◆ **DIRECTIONS**: All of the data must be written out verbatim, with pictures excluded.

◆ **WORKING DATA**:

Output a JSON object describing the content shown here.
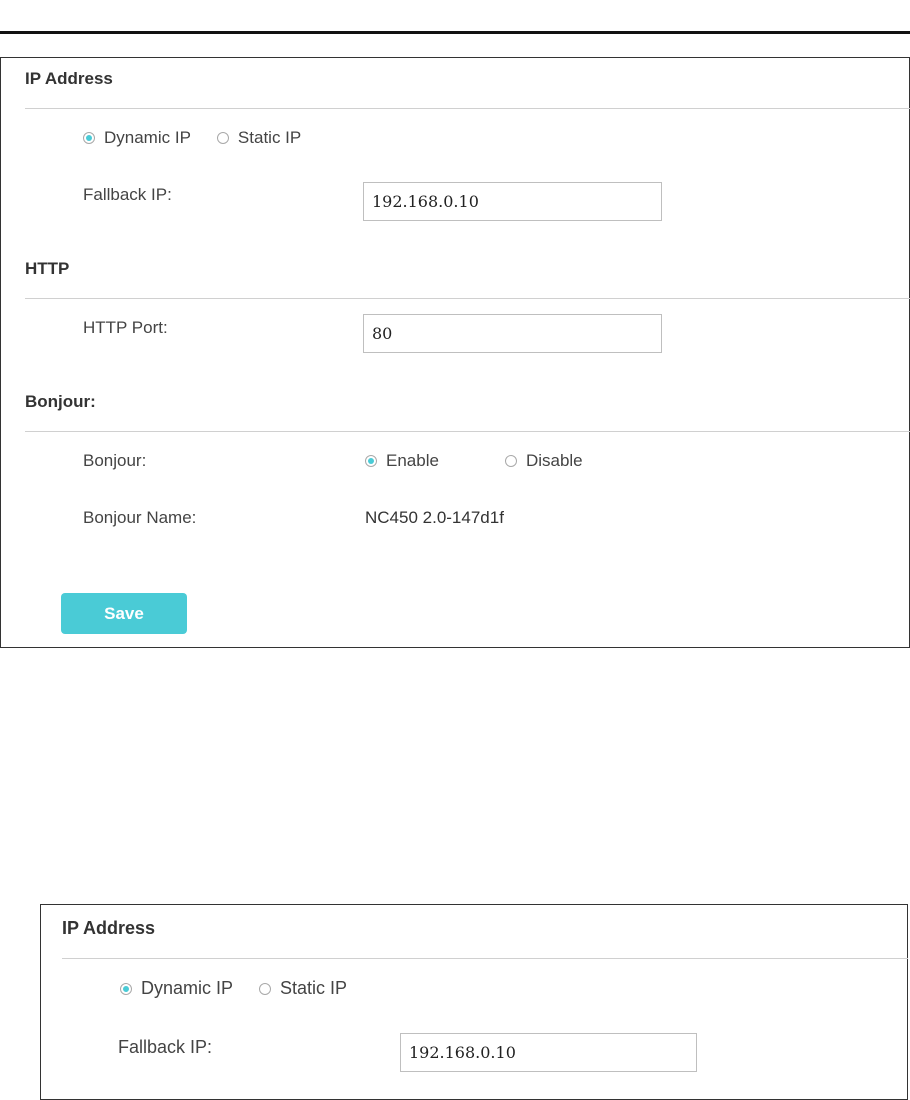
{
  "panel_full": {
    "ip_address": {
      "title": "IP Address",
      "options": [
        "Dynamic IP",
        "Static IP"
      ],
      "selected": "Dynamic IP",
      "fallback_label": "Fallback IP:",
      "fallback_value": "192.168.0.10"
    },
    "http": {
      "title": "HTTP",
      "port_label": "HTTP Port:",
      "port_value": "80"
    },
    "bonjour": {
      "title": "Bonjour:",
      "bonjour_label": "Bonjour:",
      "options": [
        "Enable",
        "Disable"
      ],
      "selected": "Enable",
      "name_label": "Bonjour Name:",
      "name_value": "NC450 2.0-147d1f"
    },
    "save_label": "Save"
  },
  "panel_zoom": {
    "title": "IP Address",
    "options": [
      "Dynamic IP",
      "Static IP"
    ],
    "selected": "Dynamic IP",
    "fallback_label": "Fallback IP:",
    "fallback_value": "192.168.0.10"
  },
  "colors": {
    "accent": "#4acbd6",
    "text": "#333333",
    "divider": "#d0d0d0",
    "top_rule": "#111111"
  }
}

◆ **WRITTEN ANSWER**:
Output a JSON object describing the content shown here.
{
  "panel_full": {
    "ip_address": {
      "title": "IP Address",
      "options": [
        "Dynamic IP",
        "Static IP"
      ],
      "selected": "Dynamic IP",
      "fallback_label": "Fallback IP:",
      "fallback_value": "192.168.0.10"
    },
    "http": {
      "title": "HTTP",
      "port_label": "HTTP Port:",
      "port_value": "80"
    },
    "bonjour": {
      "title": "Bonjour:",
      "bonjour_label": "Bonjour:",
      "options": [
        "Enable",
        "Disable"
      ],
      "selected": "Enable",
      "name_label": "Bonjour Name:",
      "name_value": "NC450 2.0-147d1f"
    },
    "save_label": "Save"
  },
  "panel_zoom": {
    "title": "IP Address",
    "options": [
      "Dynamic IP",
      "Static IP"
    ],
    "selected": "Dynamic IP",
    "fallback_label": "Fallback IP:",
    "fallback_value": "192.168.0.10"
  },
  "colors": {
    "accent": "#4acbd6",
    "text": "#333333",
    "divider": "#d0d0d0",
    "top_rule": "#111111"
  }
}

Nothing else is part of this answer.